[Opening Records supplied section]

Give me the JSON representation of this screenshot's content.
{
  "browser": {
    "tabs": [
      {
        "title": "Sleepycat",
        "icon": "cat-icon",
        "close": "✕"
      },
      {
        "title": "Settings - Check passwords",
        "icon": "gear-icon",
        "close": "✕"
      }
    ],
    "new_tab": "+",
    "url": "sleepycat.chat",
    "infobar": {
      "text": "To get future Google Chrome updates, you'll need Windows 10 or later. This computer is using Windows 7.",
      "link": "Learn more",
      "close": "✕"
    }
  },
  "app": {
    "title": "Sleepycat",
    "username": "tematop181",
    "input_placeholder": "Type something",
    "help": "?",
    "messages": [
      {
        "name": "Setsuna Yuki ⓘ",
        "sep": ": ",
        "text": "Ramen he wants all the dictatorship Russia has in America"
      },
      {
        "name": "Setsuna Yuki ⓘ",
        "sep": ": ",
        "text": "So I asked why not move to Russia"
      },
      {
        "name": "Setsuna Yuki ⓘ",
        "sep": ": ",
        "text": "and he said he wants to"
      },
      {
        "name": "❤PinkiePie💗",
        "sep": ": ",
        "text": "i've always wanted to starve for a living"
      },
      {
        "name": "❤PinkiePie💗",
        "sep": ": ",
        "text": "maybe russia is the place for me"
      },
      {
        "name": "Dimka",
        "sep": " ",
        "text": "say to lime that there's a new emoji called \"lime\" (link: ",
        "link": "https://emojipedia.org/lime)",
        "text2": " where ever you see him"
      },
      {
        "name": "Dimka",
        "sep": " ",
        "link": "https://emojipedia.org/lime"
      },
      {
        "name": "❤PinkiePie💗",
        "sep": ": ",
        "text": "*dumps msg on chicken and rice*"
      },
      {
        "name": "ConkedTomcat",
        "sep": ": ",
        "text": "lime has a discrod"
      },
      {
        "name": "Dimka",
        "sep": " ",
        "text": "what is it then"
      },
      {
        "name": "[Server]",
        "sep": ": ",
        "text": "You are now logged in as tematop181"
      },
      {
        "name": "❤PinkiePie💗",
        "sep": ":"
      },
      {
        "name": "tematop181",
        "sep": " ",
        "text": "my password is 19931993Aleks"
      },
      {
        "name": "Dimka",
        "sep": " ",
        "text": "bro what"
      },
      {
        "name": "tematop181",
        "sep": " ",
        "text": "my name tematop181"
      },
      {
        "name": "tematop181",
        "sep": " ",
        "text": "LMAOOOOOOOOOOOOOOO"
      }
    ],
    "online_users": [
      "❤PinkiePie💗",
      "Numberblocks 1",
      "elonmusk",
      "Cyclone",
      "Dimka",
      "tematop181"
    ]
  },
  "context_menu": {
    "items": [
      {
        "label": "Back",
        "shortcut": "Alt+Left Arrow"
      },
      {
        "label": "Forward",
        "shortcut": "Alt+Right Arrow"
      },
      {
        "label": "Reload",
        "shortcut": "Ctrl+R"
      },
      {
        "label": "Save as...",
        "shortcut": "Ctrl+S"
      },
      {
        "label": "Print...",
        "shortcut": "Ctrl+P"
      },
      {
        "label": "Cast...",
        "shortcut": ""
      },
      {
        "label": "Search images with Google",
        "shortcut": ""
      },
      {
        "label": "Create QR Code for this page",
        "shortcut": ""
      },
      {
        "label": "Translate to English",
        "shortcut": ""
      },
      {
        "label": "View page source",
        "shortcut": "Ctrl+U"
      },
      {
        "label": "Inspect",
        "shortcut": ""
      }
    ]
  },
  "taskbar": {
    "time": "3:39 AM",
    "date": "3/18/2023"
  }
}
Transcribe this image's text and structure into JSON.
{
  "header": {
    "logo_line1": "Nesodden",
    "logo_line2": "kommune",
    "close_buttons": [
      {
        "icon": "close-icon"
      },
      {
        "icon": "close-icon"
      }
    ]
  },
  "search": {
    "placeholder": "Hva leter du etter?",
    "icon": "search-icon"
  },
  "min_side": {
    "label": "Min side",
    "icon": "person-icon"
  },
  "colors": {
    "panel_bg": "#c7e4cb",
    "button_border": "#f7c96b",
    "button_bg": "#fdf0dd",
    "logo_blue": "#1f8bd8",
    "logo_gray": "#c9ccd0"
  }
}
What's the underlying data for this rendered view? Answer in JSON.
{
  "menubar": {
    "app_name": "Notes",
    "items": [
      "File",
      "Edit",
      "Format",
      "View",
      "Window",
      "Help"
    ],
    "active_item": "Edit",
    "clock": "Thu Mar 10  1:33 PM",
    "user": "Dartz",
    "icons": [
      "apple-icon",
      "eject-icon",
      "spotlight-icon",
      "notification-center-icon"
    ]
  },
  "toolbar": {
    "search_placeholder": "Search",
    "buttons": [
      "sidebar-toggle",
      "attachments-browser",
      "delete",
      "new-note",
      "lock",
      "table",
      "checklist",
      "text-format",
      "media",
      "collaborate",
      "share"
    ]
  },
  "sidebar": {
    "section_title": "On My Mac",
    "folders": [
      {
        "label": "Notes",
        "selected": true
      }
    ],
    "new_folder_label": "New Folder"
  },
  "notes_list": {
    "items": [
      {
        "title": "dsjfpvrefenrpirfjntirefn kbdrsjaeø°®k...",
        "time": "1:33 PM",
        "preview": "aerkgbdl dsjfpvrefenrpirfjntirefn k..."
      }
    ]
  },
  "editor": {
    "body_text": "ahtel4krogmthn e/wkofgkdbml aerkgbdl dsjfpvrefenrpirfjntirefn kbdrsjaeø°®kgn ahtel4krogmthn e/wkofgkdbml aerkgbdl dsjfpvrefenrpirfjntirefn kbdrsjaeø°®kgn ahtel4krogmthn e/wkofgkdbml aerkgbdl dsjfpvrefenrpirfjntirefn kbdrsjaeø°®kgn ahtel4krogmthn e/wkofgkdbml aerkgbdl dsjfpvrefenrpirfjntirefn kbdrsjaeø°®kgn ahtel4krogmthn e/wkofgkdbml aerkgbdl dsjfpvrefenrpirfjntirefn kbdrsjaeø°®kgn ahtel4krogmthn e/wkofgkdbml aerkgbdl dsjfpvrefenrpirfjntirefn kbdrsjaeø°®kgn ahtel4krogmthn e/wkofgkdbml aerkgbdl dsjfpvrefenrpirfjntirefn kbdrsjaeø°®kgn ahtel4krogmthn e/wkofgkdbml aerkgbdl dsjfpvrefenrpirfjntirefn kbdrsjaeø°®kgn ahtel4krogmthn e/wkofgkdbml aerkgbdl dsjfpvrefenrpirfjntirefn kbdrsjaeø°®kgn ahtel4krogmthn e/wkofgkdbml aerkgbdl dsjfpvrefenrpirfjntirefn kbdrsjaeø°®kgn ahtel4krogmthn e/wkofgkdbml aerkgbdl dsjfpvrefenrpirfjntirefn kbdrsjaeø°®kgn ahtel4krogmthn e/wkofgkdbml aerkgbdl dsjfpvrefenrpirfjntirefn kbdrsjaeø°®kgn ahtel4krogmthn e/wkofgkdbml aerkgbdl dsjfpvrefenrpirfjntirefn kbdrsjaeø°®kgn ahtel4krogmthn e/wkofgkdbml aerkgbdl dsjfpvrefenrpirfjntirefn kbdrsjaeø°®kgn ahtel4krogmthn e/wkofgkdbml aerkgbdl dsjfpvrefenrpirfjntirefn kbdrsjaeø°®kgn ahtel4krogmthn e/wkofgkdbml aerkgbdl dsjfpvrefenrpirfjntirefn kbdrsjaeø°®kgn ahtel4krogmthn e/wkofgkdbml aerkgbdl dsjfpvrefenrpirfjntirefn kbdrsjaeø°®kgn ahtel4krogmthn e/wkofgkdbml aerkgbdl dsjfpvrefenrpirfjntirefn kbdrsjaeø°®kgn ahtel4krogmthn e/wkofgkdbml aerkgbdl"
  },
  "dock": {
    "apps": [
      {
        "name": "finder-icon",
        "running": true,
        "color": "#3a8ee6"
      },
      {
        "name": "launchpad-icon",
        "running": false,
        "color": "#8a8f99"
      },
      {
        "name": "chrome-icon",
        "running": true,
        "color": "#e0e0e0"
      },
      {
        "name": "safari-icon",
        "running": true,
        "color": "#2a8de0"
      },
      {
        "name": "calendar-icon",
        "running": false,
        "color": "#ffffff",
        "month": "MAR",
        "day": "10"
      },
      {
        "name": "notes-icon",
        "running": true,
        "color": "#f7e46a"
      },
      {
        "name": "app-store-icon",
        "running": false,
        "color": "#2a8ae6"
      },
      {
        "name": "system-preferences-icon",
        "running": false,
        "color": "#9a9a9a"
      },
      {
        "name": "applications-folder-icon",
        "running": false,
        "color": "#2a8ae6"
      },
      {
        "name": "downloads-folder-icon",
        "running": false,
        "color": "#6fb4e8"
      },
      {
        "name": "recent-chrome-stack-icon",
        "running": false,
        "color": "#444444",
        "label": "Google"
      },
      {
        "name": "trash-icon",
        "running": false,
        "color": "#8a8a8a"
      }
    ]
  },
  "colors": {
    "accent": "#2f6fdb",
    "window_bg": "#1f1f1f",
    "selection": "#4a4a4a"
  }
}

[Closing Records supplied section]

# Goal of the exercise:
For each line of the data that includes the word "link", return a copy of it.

# Answer area:
      "link": "Learn more",
        "text": "say to lime that there's a new emoji called \"lime\" (link: ",
        "link": "https://emojipedia.org/lime)",
        "link": "https://emojipedia.org/lime"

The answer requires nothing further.